In conclusion, in our series of pediatric DLBCL the GCB was the most common phenotype and had a better outcome, which was independent of the presence of c-MYC translocation or TCL1 expression. When the expression pattern of BCL-2, TCL-1 and MUM-1 is combined with the results of c-MYC translocation, the cases appeared to cluster into groups. One group had detectable c-MYC translocation and was mostly TCL1 positive; almost all of these cases belonged to the GCB phenotype and had a good outcome. There was a second group with the worst prognosis, showing expression of MUM1 and BCL-2, corresponding to the non-GCB phenotype. These findings could reflect a spectrum, with one group of cases more related to Burkitt lymphomas and another more related to adult DLBCL, showing that pediatric DLBCL are not as homogeneous as previously suggested (31). BCL-2 expression alone does not correlate with survival, even when only non-GCB cases are considered, in contrast to results reported in adult patients (30). TCL-1 expression in pediatric and adolescent DLBCL may be a good prognostic indicator, however this finding needs further confirmation.
The authors would like to thank Drs. Jozina Maria A. Agareno, Romana A. Alves Barbosa, João Paulo Biguetti, Mauricio B. Nunes, Teresa Cristina Cardoso Fonseca, Guilherme Coelho, Maria Cecilia Ferro, Marina Kishima, Isis Magalhães, Flávia Nogueira S. de Araujo, Ana Flávia C. de Oliveira, Silvia Saueressig and Daniel O. Sezerino for providing the clinical information. We also acknowledge the outstanding service of Consultoria em Patologia staff for skillful technical assistance. This study was partially supported by NIH R01CA1219-09 (WHJr).

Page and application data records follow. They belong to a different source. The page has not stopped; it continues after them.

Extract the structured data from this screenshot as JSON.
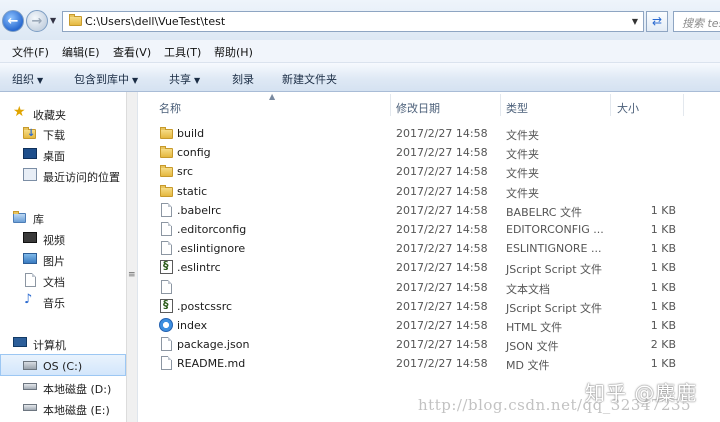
{
  "address": {
    "path": "C:\\Users\\dell\\VueTest\\test",
    "search_placeholder": "搜索 test"
  },
  "menu": [
    "文件(F)",
    "编辑(E)",
    "查看(V)",
    "工具(T)",
    "帮助(H)"
  ],
  "toolbar": {
    "organize": "组织",
    "include": "包含到库中",
    "share": "共享",
    "burn": "刻录",
    "new_folder": "新建文件夹"
  },
  "nav": {
    "favorites": "收藏夹",
    "downloads": "下载",
    "desktop": "桌面",
    "recent": "最近访问的位置",
    "libraries": "库",
    "videos": "视频",
    "pictures": "图片",
    "documents": "文档",
    "music": "音乐",
    "computer": "计算机",
    "drive_c": "OS (C:)",
    "drive_d": "本地磁盘 (D:)",
    "drive_e": "本地磁盘 (E:)"
  },
  "columns": {
    "name": "名称",
    "date": "修改日期",
    "type": "类型",
    "size": "大小"
  },
  "files": [
    {
      "name": "build",
      "date": "2017/2/27 14:58",
      "type": "文件夹",
      "size": "",
      "icon": "folder"
    },
    {
      "name": "config",
      "date": "2017/2/27 14:58",
      "type": "文件夹",
      "size": "",
      "icon": "folder"
    },
    {
      "name": "src",
      "date": "2017/2/27 14:58",
      "type": "文件夹",
      "size": "",
      "icon": "folder"
    },
    {
      "name": "static",
      "date": "2017/2/27 14:58",
      "type": "文件夹",
      "size": "",
      "icon": "folder"
    },
    {
      "name": ".babelrc",
      "date": "2017/2/27 14:58",
      "type": "BABELRC 文件",
      "size": "1 KB",
      "icon": "file"
    },
    {
      "name": ".editorconfig",
      "date": "2017/2/27 14:58",
      "type": "EDITORCONFIG ...",
      "size": "1 KB",
      "icon": "file"
    },
    {
      "name": ".eslintignore",
      "date": "2017/2/27 14:58",
      "type": "ESLINTIGNORE ...",
      "size": "1 KB",
      "icon": "file"
    },
    {
      "name": ".eslintrc",
      "date": "2017/2/27 14:58",
      "type": "JScript Script 文件",
      "size": "1 KB",
      "icon": "script"
    },
    {
      "name": "",
      "date": "2017/2/27 14:58",
      "type": "文本文档",
      "size": "1 KB",
      "icon": "file"
    },
    {
      "name": ".postcssrc",
      "date": "2017/2/27 14:58",
      "type": "JScript Script 文件",
      "size": "1 KB",
      "icon": "script"
    },
    {
      "name": "index",
      "date": "2017/2/27 14:58",
      "type": "HTML 文件",
      "size": "1 KB",
      "icon": "html"
    },
    {
      "name": "package.json",
      "date": "2017/2/27 14:58",
      "type": "JSON 文件",
      "size": "2 KB",
      "icon": "file"
    },
    {
      "name": "README.md",
      "date": "2017/2/27 14:58",
      "type": "MD 文件",
      "size": "1 KB",
      "icon": "file"
    }
  ],
  "watermark": {
    "brand": "知乎 @麋鹿",
    "url": "http://blog.csdn.net/qq_32347235"
  }
}
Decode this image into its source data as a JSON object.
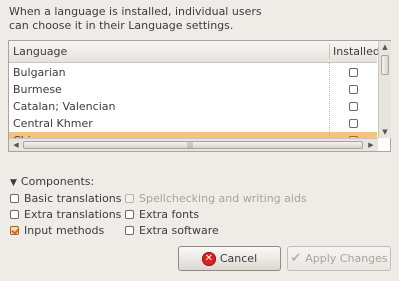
{
  "intro": {
    "line1": "When a language is installed, individual users",
    "line2": "can choose it in their Language settings."
  },
  "list": {
    "header_language": "Language",
    "header_installed": "Installed",
    "rows": [
      {
        "label": "Bulgarian",
        "installed": false,
        "selected": false
      },
      {
        "label": "Burmese",
        "installed": false,
        "selected": false
      },
      {
        "label": "Catalan; Valencian",
        "installed": false,
        "selected": false
      },
      {
        "label": "Central Khmer",
        "installed": false,
        "selected": false
      },
      {
        "label": "Chinese",
        "installed": false,
        "selected": true
      }
    ],
    "scroll_up_icon": "arrow-up-icon",
    "scroll_down_icon": "arrow-down-icon",
    "scroll_left_icon": "arrow-left-icon",
    "scroll_right_icon": "arrow-right-icon",
    "h_grip": "|||"
  },
  "components": {
    "label": "Components:",
    "expander_icon": "expander-down-icon",
    "options": {
      "basic_translations": {
        "label": "Basic translations",
        "checked": false,
        "enabled": true
      },
      "spellchecking": {
        "label": "Spellchecking and writing aids",
        "checked": false,
        "enabled": false
      },
      "extra_translations": {
        "label": "Extra translations",
        "checked": false,
        "enabled": true
      },
      "extra_fonts": {
        "label": "Extra fonts",
        "checked": false,
        "enabled": true
      },
      "input_methods": {
        "label": "Input methods",
        "checked": true,
        "enabled": true
      },
      "extra_software": {
        "label": "Extra software",
        "checked": false,
        "enabled": true
      }
    }
  },
  "buttons": {
    "cancel_label": "Cancel",
    "cancel_icon": "cancel-icon",
    "apply_label": "Apply Changes",
    "apply_icon": "checkmark-icon",
    "apply_enabled": false
  },
  "colors": {
    "selection": "#f5c47b",
    "cancel_icon": "#d92323",
    "window_bg": "#efebe7"
  }
}
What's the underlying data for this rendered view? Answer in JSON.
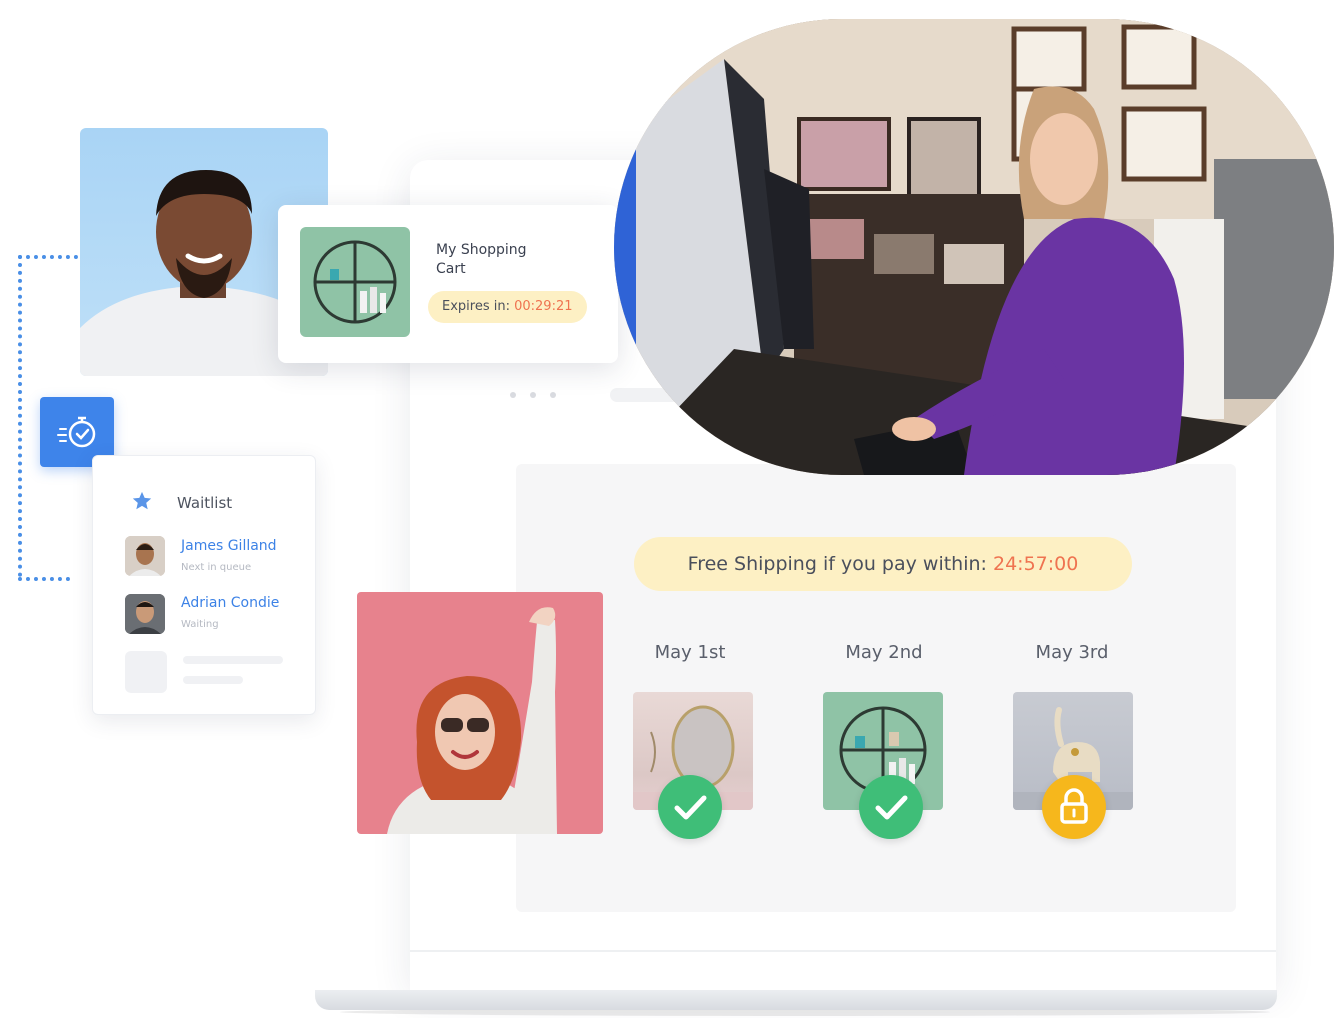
{
  "cart": {
    "title": "My Shopping Cart",
    "expires_label": "Expires in:",
    "expires_time": "00:29:21"
  },
  "waitlist": {
    "title": "Waitlist",
    "entries": [
      {
        "name": "James Gilland",
        "status": "Next in queue"
      },
      {
        "name": "Adrian Condie",
        "status": "Waiting"
      }
    ]
  },
  "shipping": {
    "label": "Free Shipping if you pay within:",
    "time": "24:57:00"
  },
  "schedule": [
    {
      "day": "May 1st",
      "product": "round mirror",
      "state": "unlocked",
      "icon": "check-icon"
    },
    {
      "day": "May 2nd",
      "product": "round shelf",
      "state": "unlocked",
      "icon": "check-icon"
    },
    {
      "day": "May 3rd",
      "product": "elephant figurine",
      "state": "locked",
      "icon": "lock-icon"
    }
  ],
  "colors": {
    "accent_blue": "#3e84ea",
    "highlight_red": "#ef7350",
    "pill_yellow": "#fdf0c4",
    "check_green": "#3fbe78",
    "lock_yellow": "#f6b71c",
    "pink_card": "#e7828d",
    "sky_card": "#a9d4f5"
  }
}
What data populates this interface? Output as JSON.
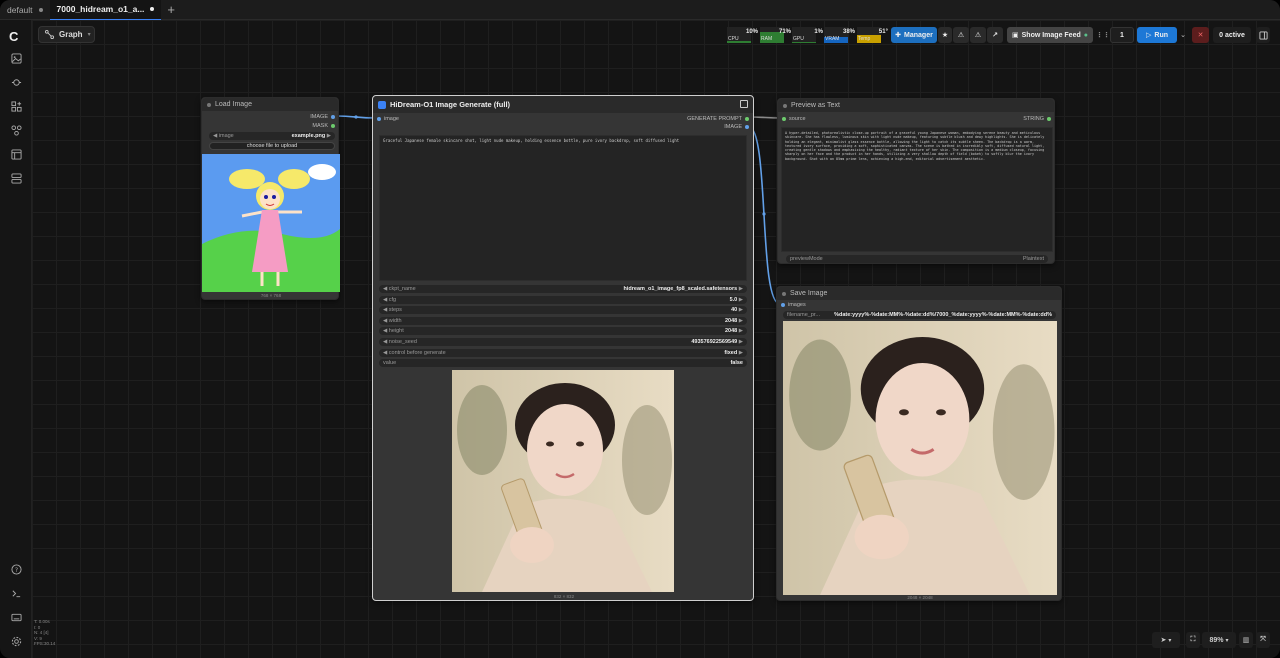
{
  "tabs": [
    {
      "label": "default"
    },
    {
      "label": "7000_hidream_o1_a..."
    }
  ],
  "toolbar": {
    "graph_label": "Graph",
    "meters": [
      {
        "label": "CPU",
        "value": "10%",
        "level": 0.1,
        "color": "#2e7d32"
      },
      {
        "label": "RAM",
        "value": "71%",
        "level": 0.71,
        "color": "#2e7d32"
      },
      {
        "label": "GPU",
        "value": "1%",
        "level": 0.01,
        "color": "#2e7d32"
      },
      {
        "label": "VRAM",
        "value": "38%",
        "level": 0.38,
        "color": "#1565c0"
      },
      {
        "label": "Temp",
        "value": "51°",
        "level": 0.51,
        "color": "#c8a000"
      }
    ],
    "manager_label": "Manager",
    "image_feed_label": "Show Image Feed",
    "queue_count": "1",
    "run_label": "Run",
    "active_label": "0 active",
    "accent": "#1d78d6"
  },
  "load_image": {
    "title": "Load Image",
    "out_image": "IMAGE",
    "out_mask": "MASK",
    "widget_label": "image",
    "widget_value": "example.png",
    "upload_label": "choose file to upload",
    "dims": "768 × 768"
  },
  "hidream": {
    "title": "HiDream-O1 Image Generate (full)",
    "in_image": "image",
    "out_prompt": "GENERATE PROMPT",
    "out_image": "IMAGE",
    "prompt": "Graceful Japanese female skincare shot, light nude makeup, holding essence bottle, pure ivory backdrop, soft diffused light",
    "widgets": [
      {
        "label": "ckpt_name",
        "value": "hidream_o1_image_fp8_scaled.safetensors"
      },
      {
        "label": "cfg",
        "value": "5.0"
      },
      {
        "label": "steps",
        "value": "40"
      },
      {
        "label": "width",
        "value": "2048"
      },
      {
        "label": "height",
        "value": "2048"
      },
      {
        "label": "noise_seed",
        "value": "493576922569549"
      },
      {
        "label": "control before generate",
        "value": "fixed"
      },
      {
        "label": "value",
        "value": "false"
      }
    ],
    "dims": "832 × 832"
  },
  "preview": {
    "title": "Preview as Text",
    "in_source": "source",
    "out_string": "STRING",
    "text": "A hyper-detailed, photorealistic close-up portrait of a graceful young Japanese woman, embodying serene beauty and meticulous skincare. She has flawless, luminous skin with light nude makeup, featuring subtle blush and dewy highlights. She is delicately holding an elegant, minimalist glass essence bottle, allowing the light to catch its subtle sheen. The backdrop is a warm, textured ivory surface, providing a soft, sophisticated canvas. The scene is bathed in incredibly soft, diffused natural light, creating gentle shadows and emphasizing the healthy, radiant texture of her skin. The composition is a medium closeup, focusing sharply on her face and the product in her hands, utilizing a very shallow depth of field (bokeh) to softly blur the ivory background. Shot with an 85mm prime lens, achieving a high-end, editorial advertisement aesthetic.",
    "mode_label": "previewMode",
    "mode_value": "Plaintext"
  },
  "save_image": {
    "title": "Save Image",
    "in_images": "images",
    "prefix_label": "filename_pr...",
    "prefix_value": "%date:yyyy%-%date:MM%-%date:dd%/7000_%date:yyyy%-%date:MM%-%date:dd%",
    "dims": "2048 × 2048"
  },
  "stats": [
    "T: 0.00s",
    "I: 0",
    "N: 4 [4]",
    "V: 9",
    "FPS:30.14"
  ],
  "zoom": "89%"
}
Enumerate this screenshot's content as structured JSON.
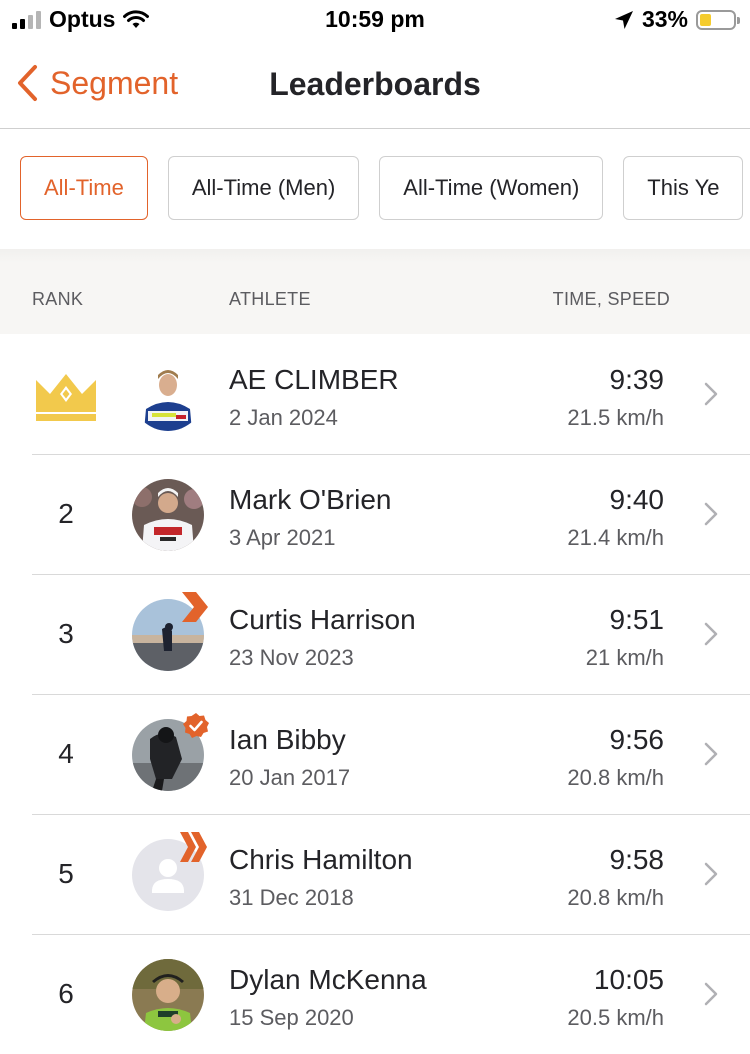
{
  "status_bar": {
    "carrier": "Optus",
    "time": "10:59 pm",
    "battery_percent": "33%",
    "battery_level": 0.33,
    "signal_bars_filled": 2
  },
  "nav": {
    "back_label": "Segment",
    "title": "Leaderboards"
  },
  "filters": [
    {
      "label": "All-Time",
      "active": true
    },
    {
      "label": "All-Time (Men)",
      "active": false
    },
    {
      "label": "All-Time (Women)",
      "active": false
    },
    {
      "label": "This Ye",
      "active": false
    }
  ],
  "columns": {
    "rank": "RANK",
    "athlete": "ATHLETE",
    "time_speed": "TIME, SPEED"
  },
  "rows": [
    {
      "rank": "1",
      "crown": true,
      "name": "AE CLIMBER",
      "date": "2 Jan 2024",
      "time": "9:39",
      "speed": "21.5 km/h",
      "badge": "none",
      "avatar": "photo"
    },
    {
      "rank": "2",
      "crown": false,
      "name": "Mark O'Brien",
      "date": "3 Apr 2021",
      "time": "9:40",
      "speed": "21.4 km/h",
      "badge": "none",
      "avatar": "photo"
    },
    {
      "rank": "3",
      "crown": false,
      "name": "Curtis Harrison",
      "date": "23 Nov 2023",
      "time": "9:51",
      "speed": "21 km/h",
      "badge": "subscriber-chevron-icon",
      "avatar": "photo"
    },
    {
      "rank": "4",
      "crown": false,
      "name": "Ian Bibby",
      "date": "20 Jan 2017",
      "time": "9:56",
      "speed": "20.8 km/h",
      "badge": "verified-icon",
      "avatar": "photo"
    },
    {
      "rank": "5",
      "crown": false,
      "name": "Chris Hamilton",
      "date": "31 Dec 2018",
      "time": "9:58",
      "speed": "20.8 km/h",
      "badge": "double-chevron-icon",
      "avatar": "placeholder"
    },
    {
      "rank": "6",
      "crown": false,
      "name": "Dylan McKenna",
      "date": "15 Sep 2020",
      "time": "10:05",
      "speed": "20.5 km/h",
      "badge": "none",
      "avatar": "photo"
    }
  ],
  "colors": {
    "accent": "#e2632b",
    "crown": "#f2c94c",
    "text": "#242428",
    "secondary_text": "#5c5c60",
    "header_bg": "#f7f6f4"
  }
}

Disclosure/Conflict of Interest
No conflict of interest to declare.